Assigned task
Set down all of the entries below word for word, with the pictures left out.

Supplied entries
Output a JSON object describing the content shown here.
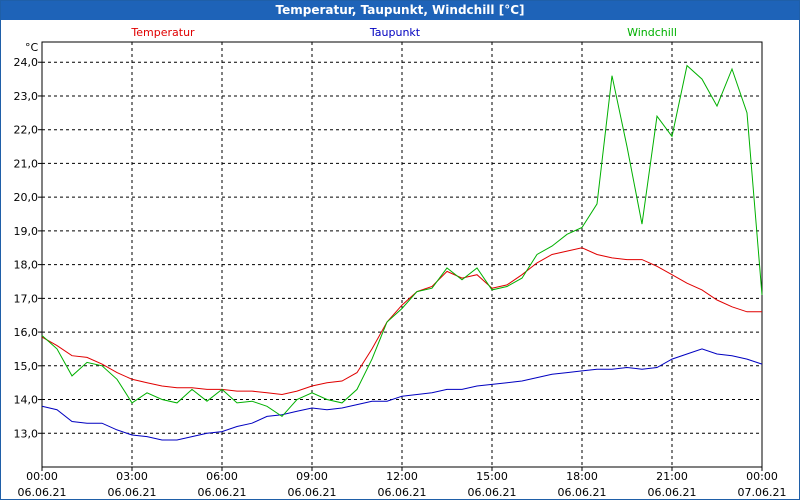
{
  "window": {
    "title": "Temperatur, Taupunkt, Windchill [°C]"
  },
  "chart_data": {
    "type": "line",
    "title": "Temperatur, Taupunkt, Windchill [°C]",
    "ylabel": "°C",
    "xlabel": "",
    "ylim": [
      12.0,
      24.6
    ],
    "xlim": [
      0,
      24
    ],
    "grid": true,
    "legend_position": "top",
    "y_ticks": [
      "13,0",
      "14,0",
      "15,0",
      "16,0",
      "17,0",
      "18,0",
      "19,0",
      "20,0",
      "21,0",
      "22,0",
      "23,0",
      "24,0"
    ],
    "y_tick_values": [
      13,
      14,
      15,
      16,
      17,
      18,
      19,
      20,
      21,
      22,
      23,
      24
    ],
    "x_tick_values": [
      0,
      3,
      6,
      9,
      12,
      15,
      18,
      21,
      24
    ],
    "x_ticks_time": [
      "00:00",
      "03:00",
      "06:00",
      "09:00",
      "12:00",
      "15:00",
      "18:00",
      "21:00",
      "00:00"
    ],
    "x_ticks_date": [
      "06.06.21",
      "06.06.21",
      "06.06.21",
      "06.06.21",
      "06.06.21",
      "06.06.21",
      "06.06.21",
      "06.06.21",
      "07.06.21"
    ],
    "series": [
      {
        "name": "Temperatur",
        "color": "#e00000",
        "x": [
          0,
          0.5,
          1,
          1.5,
          2,
          2.5,
          3,
          3.5,
          4,
          4.5,
          5,
          5.5,
          6,
          6.5,
          7,
          7.5,
          8,
          8.5,
          9,
          9.5,
          10,
          10.5,
          11,
          11.5,
          12,
          12.5,
          13,
          13.5,
          14,
          14.5,
          15,
          15.5,
          16,
          16.5,
          17,
          17.5,
          18,
          18.5,
          19,
          19.5,
          20,
          20.5,
          21,
          21.5,
          22,
          22.5,
          23,
          23.5,
          24
        ],
        "values": [
          15.85,
          15.6,
          15.3,
          15.25,
          15.05,
          14.8,
          14.6,
          14.5,
          14.4,
          14.35,
          14.35,
          14.3,
          14.3,
          14.25,
          14.25,
          14.2,
          14.15,
          14.25,
          14.4,
          14.5,
          14.55,
          14.8,
          15.5,
          16.3,
          16.8,
          17.2,
          17.35,
          17.8,
          17.6,
          17.7,
          17.3,
          17.4,
          17.7,
          18.05,
          18.3,
          18.4,
          18.5,
          18.3,
          18.2,
          18.15,
          18.15,
          17.95,
          17.7,
          17.45,
          17.25,
          16.95,
          16.75,
          16.6,
          16.6
        ]
      },
      {
        "name": "Taupunkt",
        "color": "#0000c0",
        "x": [
          0,
          0.5,
          1,
          1.5,
          2,
          2.5,
          3,
          3.5,
          4,
          4.5,
          5,
          5.5,
          6,
          6.5,
          7,
          7.5,
          8,
          8.5,
          9,
          9.5,
          10,
          10.5,
          11,
          11.5,
          12,
          12.5,
          13,
          13.5,
          14,
          14.5,
          15,
          15.5,
          16,
          16.5,
          17,
          17.5,
          18,
          18.5,
          19,
          19.5,
          20,
          20.5,
          21,
          21.5,
          22,
          22.5,
          23,
          23.5,
          24
        ],
        "values": [
          13.8,
          13.7,
          13.35,
          13.3,
          13.3,
          13.1,
          12.95,
          12.9,
          12.8,
          12.8,
          12.9,
          13.0,
          13.05,
          13.2,
          13.3,
          13.5,
          13.55,
          13.65,
          13.75,
          13.7,
          13.75,
          13.85,
          13.95,
          13.95,
          14.1,
          14.15,
          14.2,
          14.3,
          14.3,
          14.4,
          14.45,
          14.5,
          14.55,
          14.65,
          14.75,
          14.8,
          14.85,
          14.9,
          14.9,
          14.95,
          14.9,
          14.95,
          15.2,
          15.35,
          15.5,
          15.35,
          15.3,
          15.2,
          15.05
        ]
      },
      {
        "name": "Windchill",
        "color": "#00b000",
        "x": [
          0,
          0.5,
          1,
          1.5,
          2,
          2.5,
          3,
          3.5,
          4,
          4.5,
          5,
          5.5,
          6,
          6.5,
          7,
          7.5,
          8,
          8.5,
          9,
          9.5,
          10,
          10.5,
          11,
          11.5,
          12,
          12.5,
          13,
          13.5,
          14,
          14.5,
          15,
          15.5,
          16,
          16.5,
          17,
          17.5,
          18,
          18.5,
          19,
          19.5,
          20,
          20.5,
          21,
          21.5,
          22,
          22.5,
          23,
          23.5,
          24
        ],
        "values": [
          15.9,
          15.5,
          14.7,
          15.1,
          15.0,
          14.6,
          13.9,
          14.2,
          14.0,
          13.9,
          14.3,
          13.95,
          14.3,
          13.9,
          13.95,
          13.8,
          13.5,
          14.0,
          14.2,
          14.0,
          13.9,
          14.3,
          15.2,
          16.3,
          16.7,
          17.2,
          17.3,
          17.9,
          17.55,
          17.9,
          17.25,
          17.35,
          17.6,
          18.3,
          18.55,
          18.9,
          19.1,
          19.8,
          23.6,
          21.5,
          19.2,
          22.4,
          21.8,
          23.9,
          23.5,
          22.7,
          23.8,
          22.5,
          17.1
        ]
      }
    ]
  }
}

Response
Output a JSON object describing the content shown here.
{
  "window": {
    "title": "Temperatur, Taupunkt, Windchill [°C]"
  },
  "chart_data": {
    "type": "line",
    "title": "Temperatur, Taupunkt, Windchill [°C]",
    "ylabel": "°C",
    "xlabel": "",
    "ylim": [
      12.0,
      24.6
    ],
    "xlim": [
      0,
      24
    ],
    "grid": true,
    "legend_position": "top",
    "y_ticks": [
      "13,0",
      "14,0",
      "15,0",
      "16,0",
      "17,0",
      "18,0",
      "19,0",
      "20,0",
      "21,0",
      "22,0",
      "23,0",
      "24,0"
    ],
    "y_tick_values": [
      13,
      14,
      15,
      16,
      17,
      18,
      19,
      20,
      21,
      22,
      23,
      24
    ],
    "x_tick_values": [
      0,
      3,
      6,
      9,
      12,
      15,
      18,
      21,
      24
    ],
    "x_ticks_time": [
      "00:00",
      "03:00",
      "06:00",
      "09:00",
      "12:00",
      "15:00",
      "18:00",
      "21:00",
      "00:00"
    ],
    "x_ticks_date": [
      "06.06.21",
      "06.06.21",
      "06.06.21",
      "06.06.21",
      "06.06.21",
      "06.06.21",
      "06.06.21",
      "06.06.21",
      "07.06.21"
    ],
    "series": [
      {
        "name": "Temperatur",
        "color": "#e00000",
        "x": [
          0,
          0.5,
          1,
          1.5,
          2,
          2.5,
          3,
          3.5,
          4,
          4.5,
          5,
          5.5,
          6,
          6.5,
          7,
          7.5,
          8,
          8.5,
          9,
          9.5,
          10,
          10.5,
          11,
          11.5,
          12,
          12.5,
          13,
          13.5,
          14,
          14.5,
          15,
          15.5,
          16,
          16.5,
          17,
          17.5,
          18,
          18.5,
          19,
          19.5,
          20,
          20.5,
          21,
          21.5,
          22,
          22.5,
          23,
          23.5,
          24
        ],
        "values": [
          15.85,
          15.6,
          15.3,
          15.25,
          15.05,
          14.8,
          14.6,
          14.5,
          14.4,
          14.35,
          14.35,
          14.3,
          14.3,
          14.25,
          14.25,
          14.2,
          14.15,
          14.25,
          14.4,
          14.5,
          14.55,
          14.8,
          15.5,
          16.3,
          16.8,
          17.2,
          17.35,
          17.8,
          17.6,
          17.7,
          17.3,
          17.4,
          17.7,
          18.05,
          18.3,
          18.4,
          18.5,
          18.3,
          18.2,
          18.15,
          18.15,
          17.95,
          17.7,
          17.45,
          17.25,
          16.95,
          16.75,
          16.6,
          16.6
        ]
      },
      {
        "name": "Taupunkt",
        "color": "#0000c0",
        "x": [
          0,
          0.5,
          1,
          1.5,
          2,
          2.5,
          3,
          3.5,
          4,
          4.5,
          5,
          5.5,
          6,
          6.5,
          7,
          7.5,
          8,
          8.5,
          9,
          9.5,
          10,
          10.5,
          11,
          11.5,
          12,
          12.5,
          13,
          13.5,
          14,
          14.5,
          15,
          15.5,
          16,
          16.5,
          17,
          17.5,
          18,
          18.5,
          19,
          19.5,
          20,
          20.5,
          21,
          21.5,
          22,
          22.5,
          23,
          23.5,
          24
        ],
        "values": [
          13.8,
          13.7,
          13.35,
          13.3,
          13.3,
          13.1,
          12.95,
          12.9,
          12.8,
          12.8,
          12.9,
          13.0,
          13.05,
          13.2,
          13.3,
          13.5,
          13.55,
          13.65,
          13.75,
          13.7,
          13.75,
          13.85,
          13.95,
          13.95,
          14.1,
          14.15,
          14.2,
          14.3,
          14.3,
          14.4,
          14.45,
          14.5,
          14.55,
          14.65,
          14.75,
          14.8,
          14.85,
          14.9,
          14.9,
          14.95,
          14.9,
          14.95,
          15.2,
          15.35,
          15.5,
          15.35,
          15.3,
          15.2,
          15.05
        ]
      },
      {
        "name": "Windchill",
        "color": "#00b000",
        "x": [
          0,
          0.5,
          1,
          1.5,
          2,
          2.5,
          3,
          3.5,
          4,
          4.5,
          5,
          5.5,
          6,
          6.5,
          7,
          7.5,
          8,
          8.5,
          9,
          9.5,
          10,
          10.5,
          11,
          11.5,
          12,
          12.5,
          13,
          13.5,
          14,
          14.5,
          15,
          15.5,
          16,
          16.5,
          17,
          17.5,
          18,
          18.5,
          19,
          19.5,
          20,
          20.5,
          21,
          21.5,
          22,
          22.5,
          23,
          23.5,
          24
        ],
        "values": [
          15.9,
          15.5,
          14.7,
          15.1,
          15.0,
          14.6,
          13.9,
          14.2,
          14.0,
          13.9,
          14.3,
          13.95,
          14.3,
          13.9,
          13.95,
          13.8,
          13.5,
          14.0,
          14.2,
          14.0,
          13.9,
          14.3,
          15.2,
          16.3,
          16.7,
          17.2,
          17.3,
          17.9,
          17.55,
          17.9,
          17.25,
          17.35,
          17.6,
          18.3,
          18.55,
          18.9,
          19.1,
          19.8,
          23.6,
          21.5,
          19.2,
          22.4,
          21.8,
          23.9,
          23.5,
          22.7,
          23.8,
          22.5,
          17.1
        ]
      }
    ]
  }
}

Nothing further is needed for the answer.